From top to bottom, retype the data exactly, passing over any picture.

Dataset items:
-- Opening Marker --
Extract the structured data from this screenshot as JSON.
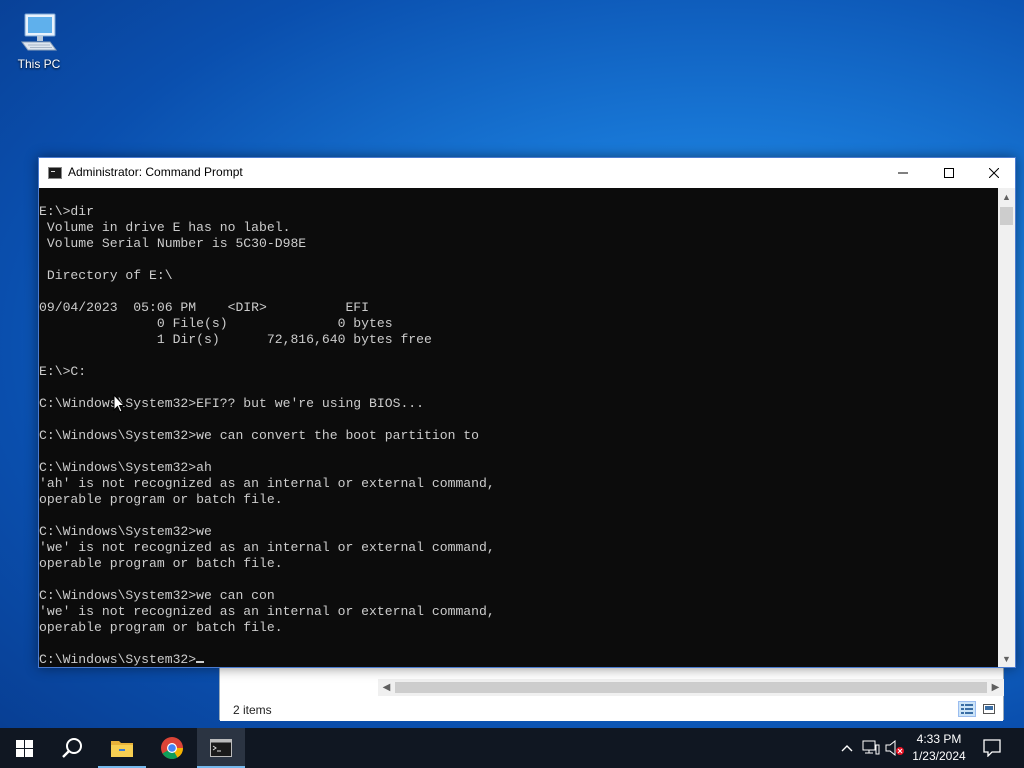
{
  "desktop": {
    "icons": [
      {
        "label": "This PC",
        "icon": "computer-icon"
      }
    ]
  },
  "explorer": {
    "status_count": "2 items"
  },
  "cmd_window": {
    "title": "Administrator: Command Prompt",
    "console_lines": [
      "E:\\>dir",
      " Volume in drive E has no label.",
      " Volume Serial Number is 5C30-D98E",
      "",
      " Directory of E:\\",
      "",
      "09/04/2023  05:06 PM    <DIR>          EFI",
      "               0 File(s)              0 bytes",
      "               1 Dir(s)      72,816,640 bytes free",
      "",
      "E:\\>C:",
      "",
      "C:\\Windows\\System32>EFI?? but we're using BIOS...",
      "",
      "C:\\Windows\\System32>we can convert the boot partition to",
      "",
      "C:\\Windows\\System32>ah",
      "'ah' is not recognized as an internal or external command,",
      "operable program or batch file.",
      "",
      "C:\\Windows\\System32>we",
      "'we' is not recognized as an internal or external command,",
      "operable program or batch file.",
      "",
      "C:\\Windows\\System32>we can con",
      "'we' is not recognized as an internal or external command,",
      "operable program or batch file.",
      ""
    ],
    "prompt": "C:\\Windows\\System32>"
  },
  "taskbar": {
    "apps": [
      {
        "name": "start",
        "icon": "windows-logo-icon"
      },
      {
        "name": "search",
        "icon": "search-icon"
      },
      {
        "name": "file-explorer",
        "icon": "folder-icon"
      },
      {
        "name": "chrome",
        "icon": "chrome-icon"
      },
      {
        "name": "command-prompt",
        "icon": "terminal-icon",
        "active": true
      }
    ],
    "clock": {
      "time": "4:33 PM",
      "date": "1/23/2024"
    }
  },
  "colors": {
    "console_bg": "#0c0c0c",
    "console_text": "#cccccc",
    "taskbar_bg": "#101722",
    "accent": "#76b9ed"
  }
}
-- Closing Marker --
WRITTEN RESPONSE:
Extract the structured data from this screenshot as JSON.
{
  "desktop": {
    "icons": [
      {
        "label": "This PC",
        "icon": "computer-icon"
      }
    ]
  },
  "explorer": {
    "status_count": "2 items"
  },
  "cmd_window": {
    "title": "Administrator: Command Prompt",
    "console_lines": [
      "E:\\>dir",
      " Volume in drive E has no label.",
      " Volume Serial Number is 5C30-D98E",
      "",
      " Directory of E:\\",
      "",
      "09/04/2023  05:06 PM    <DIR>          EFI",
      "               0 File(s)              0 bytes",
      "               1 Dir(s)      72,816,640 bytes free",
      "",
      "E:\\>C:",
      "",
      "C:\\Windows\\System32>EFI?? but we're using BIOS...",
      "",
      "C:\\Windows\\System32>we can convert the boot partition to",
      "",
      "C:\\Windows\\System32>ah",
      "'ah' is not recognized as an internal or external command,",
      "operable program or batch file.",
      "",
      "C:\\Windows\\System32>we",
      "'we' is not recognized as an internal or external command,",
      "operable program or batch file.",
      "",
      "C:\\Windows\\System32>we can con",
      "'we' is not recognized as an internal or external command,",
      "operable program or batch file.",
      ""
    ],
    "prompt": "C:\\Windows\\System32>"
  },
  "taskbar": {
    "apps": [
      {
        "name": "start",
        "icon": "windows-logo-icon"
      },
      {
        "name": "search",
        "icon": "search-icon"
      },
      {
        "name": "file-explorer",
        "icon": "folder-icon"
      },
      {
        "name": "chrome",
        "icon": "chrome-icon"
      },
      {
        "name": "command-prompt",
        "icon": "terminal-icon",
        "active": true
      }
    ],
    "clock": {
      "time": "4:33 PM",
      "date": "1/23/2024"
    }
  },
  "colors": {
    "console_bg": "#0c0c0c",
    "console_text": "#cccccc",
    "taskbar_bg": "#101722",
    "accent": "#76b9ed"
  }
}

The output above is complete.